_Task instructions_
Which of the lines below include the word "icon"? Pull each one out.

Dataset records
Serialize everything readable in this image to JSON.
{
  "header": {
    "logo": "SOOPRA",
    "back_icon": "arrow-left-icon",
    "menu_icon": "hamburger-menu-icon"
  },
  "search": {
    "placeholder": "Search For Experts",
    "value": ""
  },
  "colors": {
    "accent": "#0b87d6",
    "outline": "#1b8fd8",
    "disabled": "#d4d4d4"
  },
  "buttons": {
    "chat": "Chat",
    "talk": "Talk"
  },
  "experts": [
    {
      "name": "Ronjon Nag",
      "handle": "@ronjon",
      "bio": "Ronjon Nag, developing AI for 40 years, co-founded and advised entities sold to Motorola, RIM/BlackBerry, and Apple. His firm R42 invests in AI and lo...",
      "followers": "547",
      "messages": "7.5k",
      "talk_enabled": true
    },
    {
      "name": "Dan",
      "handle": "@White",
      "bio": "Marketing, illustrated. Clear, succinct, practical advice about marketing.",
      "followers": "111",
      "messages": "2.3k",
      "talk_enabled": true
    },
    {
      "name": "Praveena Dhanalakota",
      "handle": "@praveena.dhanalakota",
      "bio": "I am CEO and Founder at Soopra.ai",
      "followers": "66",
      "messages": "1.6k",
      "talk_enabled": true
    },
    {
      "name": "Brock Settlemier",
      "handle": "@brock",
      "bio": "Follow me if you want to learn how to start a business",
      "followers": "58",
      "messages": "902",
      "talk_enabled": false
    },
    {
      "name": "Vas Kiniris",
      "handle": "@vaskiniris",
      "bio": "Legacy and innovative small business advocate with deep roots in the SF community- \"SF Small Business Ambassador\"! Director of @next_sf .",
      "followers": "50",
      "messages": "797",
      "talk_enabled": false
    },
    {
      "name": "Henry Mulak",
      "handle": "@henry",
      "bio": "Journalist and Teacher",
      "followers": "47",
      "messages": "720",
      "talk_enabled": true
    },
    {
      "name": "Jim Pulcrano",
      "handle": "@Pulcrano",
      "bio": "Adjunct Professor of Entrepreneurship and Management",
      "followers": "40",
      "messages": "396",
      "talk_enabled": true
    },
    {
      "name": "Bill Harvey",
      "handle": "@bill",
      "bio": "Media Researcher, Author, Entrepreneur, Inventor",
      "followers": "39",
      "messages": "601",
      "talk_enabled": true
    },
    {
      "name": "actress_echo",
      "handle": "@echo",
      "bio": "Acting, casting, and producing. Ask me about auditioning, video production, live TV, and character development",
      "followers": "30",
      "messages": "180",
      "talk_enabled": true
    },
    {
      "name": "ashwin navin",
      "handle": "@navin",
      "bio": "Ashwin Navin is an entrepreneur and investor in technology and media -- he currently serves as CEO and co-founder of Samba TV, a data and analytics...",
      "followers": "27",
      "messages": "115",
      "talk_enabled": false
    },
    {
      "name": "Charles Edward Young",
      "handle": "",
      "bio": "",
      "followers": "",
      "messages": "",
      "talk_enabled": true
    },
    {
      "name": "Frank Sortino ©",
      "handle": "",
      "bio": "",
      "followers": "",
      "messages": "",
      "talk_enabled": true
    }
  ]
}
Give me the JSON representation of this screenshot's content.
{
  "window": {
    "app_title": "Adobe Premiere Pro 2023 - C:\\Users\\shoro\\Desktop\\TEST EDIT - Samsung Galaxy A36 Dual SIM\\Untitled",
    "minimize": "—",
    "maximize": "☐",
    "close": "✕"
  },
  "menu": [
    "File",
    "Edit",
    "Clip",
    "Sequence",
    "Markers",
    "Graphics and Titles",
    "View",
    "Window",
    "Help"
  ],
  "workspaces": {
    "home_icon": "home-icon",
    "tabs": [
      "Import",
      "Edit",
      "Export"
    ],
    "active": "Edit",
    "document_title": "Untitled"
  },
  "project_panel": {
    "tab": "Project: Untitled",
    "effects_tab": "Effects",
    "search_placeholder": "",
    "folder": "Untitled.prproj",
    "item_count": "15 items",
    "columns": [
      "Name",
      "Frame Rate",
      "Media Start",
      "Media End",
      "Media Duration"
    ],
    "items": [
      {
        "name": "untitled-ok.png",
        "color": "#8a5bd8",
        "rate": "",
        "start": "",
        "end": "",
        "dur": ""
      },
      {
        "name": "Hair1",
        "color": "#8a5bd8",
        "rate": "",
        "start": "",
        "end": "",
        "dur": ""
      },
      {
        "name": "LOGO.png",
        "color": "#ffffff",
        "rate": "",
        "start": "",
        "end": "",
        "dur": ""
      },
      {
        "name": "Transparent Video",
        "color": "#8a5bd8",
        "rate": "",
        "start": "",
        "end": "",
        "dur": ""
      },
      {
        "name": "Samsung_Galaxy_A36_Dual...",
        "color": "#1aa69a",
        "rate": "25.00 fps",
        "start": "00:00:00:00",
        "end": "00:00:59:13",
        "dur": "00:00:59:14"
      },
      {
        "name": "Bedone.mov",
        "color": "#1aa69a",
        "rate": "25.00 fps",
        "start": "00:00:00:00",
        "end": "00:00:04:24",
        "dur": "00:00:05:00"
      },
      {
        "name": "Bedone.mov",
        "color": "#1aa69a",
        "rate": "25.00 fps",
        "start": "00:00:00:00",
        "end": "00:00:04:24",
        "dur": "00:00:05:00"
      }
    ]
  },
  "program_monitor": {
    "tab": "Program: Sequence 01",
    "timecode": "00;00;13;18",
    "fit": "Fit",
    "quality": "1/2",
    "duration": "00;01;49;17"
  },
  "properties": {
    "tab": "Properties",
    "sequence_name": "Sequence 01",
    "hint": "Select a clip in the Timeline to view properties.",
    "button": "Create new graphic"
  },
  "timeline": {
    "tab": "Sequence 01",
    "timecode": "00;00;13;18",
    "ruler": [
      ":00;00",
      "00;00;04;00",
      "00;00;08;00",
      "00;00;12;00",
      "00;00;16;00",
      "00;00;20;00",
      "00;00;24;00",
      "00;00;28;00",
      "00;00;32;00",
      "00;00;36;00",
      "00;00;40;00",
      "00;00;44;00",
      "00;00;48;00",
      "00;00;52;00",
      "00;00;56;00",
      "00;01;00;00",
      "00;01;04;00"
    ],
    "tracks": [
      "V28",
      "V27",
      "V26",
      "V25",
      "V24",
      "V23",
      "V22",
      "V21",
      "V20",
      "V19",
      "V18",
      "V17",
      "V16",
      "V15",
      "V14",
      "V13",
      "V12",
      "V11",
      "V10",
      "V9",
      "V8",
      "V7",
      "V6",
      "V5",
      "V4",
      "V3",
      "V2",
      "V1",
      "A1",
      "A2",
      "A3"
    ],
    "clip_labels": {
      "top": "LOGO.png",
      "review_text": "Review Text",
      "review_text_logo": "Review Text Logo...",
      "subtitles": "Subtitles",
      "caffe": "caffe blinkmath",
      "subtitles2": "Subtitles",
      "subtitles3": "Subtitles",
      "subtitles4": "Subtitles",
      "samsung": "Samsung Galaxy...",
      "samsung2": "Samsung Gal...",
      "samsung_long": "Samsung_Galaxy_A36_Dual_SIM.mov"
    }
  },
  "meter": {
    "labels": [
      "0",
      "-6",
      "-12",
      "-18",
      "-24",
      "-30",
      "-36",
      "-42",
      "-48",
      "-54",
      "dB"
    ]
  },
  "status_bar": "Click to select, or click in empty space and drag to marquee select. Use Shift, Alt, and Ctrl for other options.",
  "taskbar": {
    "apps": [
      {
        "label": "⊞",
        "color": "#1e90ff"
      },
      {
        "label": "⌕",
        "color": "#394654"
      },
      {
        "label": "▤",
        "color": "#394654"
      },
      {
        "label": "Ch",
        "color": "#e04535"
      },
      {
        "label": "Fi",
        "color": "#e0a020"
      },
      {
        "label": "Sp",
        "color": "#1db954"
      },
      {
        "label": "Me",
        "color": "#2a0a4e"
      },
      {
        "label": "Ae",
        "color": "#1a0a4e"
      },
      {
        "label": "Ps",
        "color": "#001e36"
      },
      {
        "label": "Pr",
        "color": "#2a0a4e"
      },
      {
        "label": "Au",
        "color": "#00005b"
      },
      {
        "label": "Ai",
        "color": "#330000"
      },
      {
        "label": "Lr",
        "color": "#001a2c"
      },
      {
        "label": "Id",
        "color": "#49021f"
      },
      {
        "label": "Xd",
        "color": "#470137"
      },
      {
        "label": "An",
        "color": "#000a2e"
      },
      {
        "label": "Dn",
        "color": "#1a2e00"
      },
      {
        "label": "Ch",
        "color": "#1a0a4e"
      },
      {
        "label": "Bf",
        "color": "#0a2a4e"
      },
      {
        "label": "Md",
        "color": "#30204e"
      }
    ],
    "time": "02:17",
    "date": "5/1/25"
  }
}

_Response_
    "back_icon": "arrow-left-icon",
    "menu_icon": "hamburger-menu-icon"
    "home_icon": "home-icon",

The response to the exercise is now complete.